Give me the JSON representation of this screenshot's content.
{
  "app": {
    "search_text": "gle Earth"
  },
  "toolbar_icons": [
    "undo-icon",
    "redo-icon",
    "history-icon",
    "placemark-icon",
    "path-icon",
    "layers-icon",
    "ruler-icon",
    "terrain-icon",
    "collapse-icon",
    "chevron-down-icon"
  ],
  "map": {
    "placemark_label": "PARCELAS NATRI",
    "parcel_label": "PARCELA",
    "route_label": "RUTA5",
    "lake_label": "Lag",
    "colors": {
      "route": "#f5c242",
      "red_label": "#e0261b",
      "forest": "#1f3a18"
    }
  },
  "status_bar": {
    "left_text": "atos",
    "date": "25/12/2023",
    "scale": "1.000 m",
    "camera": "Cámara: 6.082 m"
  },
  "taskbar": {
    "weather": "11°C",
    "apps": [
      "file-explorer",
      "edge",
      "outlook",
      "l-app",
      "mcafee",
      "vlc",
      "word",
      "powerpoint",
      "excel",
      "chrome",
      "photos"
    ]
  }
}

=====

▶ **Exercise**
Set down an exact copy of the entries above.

▶ **Exercise answer**
Give me the JSON representation of this screenshot's content.
{
  "app": {
    "search_text": "gle Earth"
  },
  "toolbar_icons": [
    "undo-icon",
    "redo-icon",
    "history-icon",
    "placemark-icon",
    "path-icon",
    "layers-icon",
    "ruler-icon",
    "terrain-icon",
    "collapse-icon",
    "chevron-down-icon"
  ],
  "map": {
    "placemark_label": "PARCELAS NATRI",
    "parcel_label": "PARCELA",
    "route_label": "RUTA5",
    "lake_label": "Lag",
    "colors": {
      "route": "#f5c242",
      "red_label": "#e0261b",
      "forest": "#1f3a18"
    }
  },
  "status_bar": {
    "left_text": "atos",
    "date": "25/12/2023",
    "scale": "1.000 m",
    "camera": "Cámara: 6.082 m"
  },
  "taskbar": {
    "weather": "11°C",
    "apps": [
      "file-explorer",
      "edge",
      "outlook",
      "l-app",
      "mcafee",
      "vlc",
      "word",
      "powerpoint",
      "excel",
      "chrome",
      "photos"
    ]
  }
}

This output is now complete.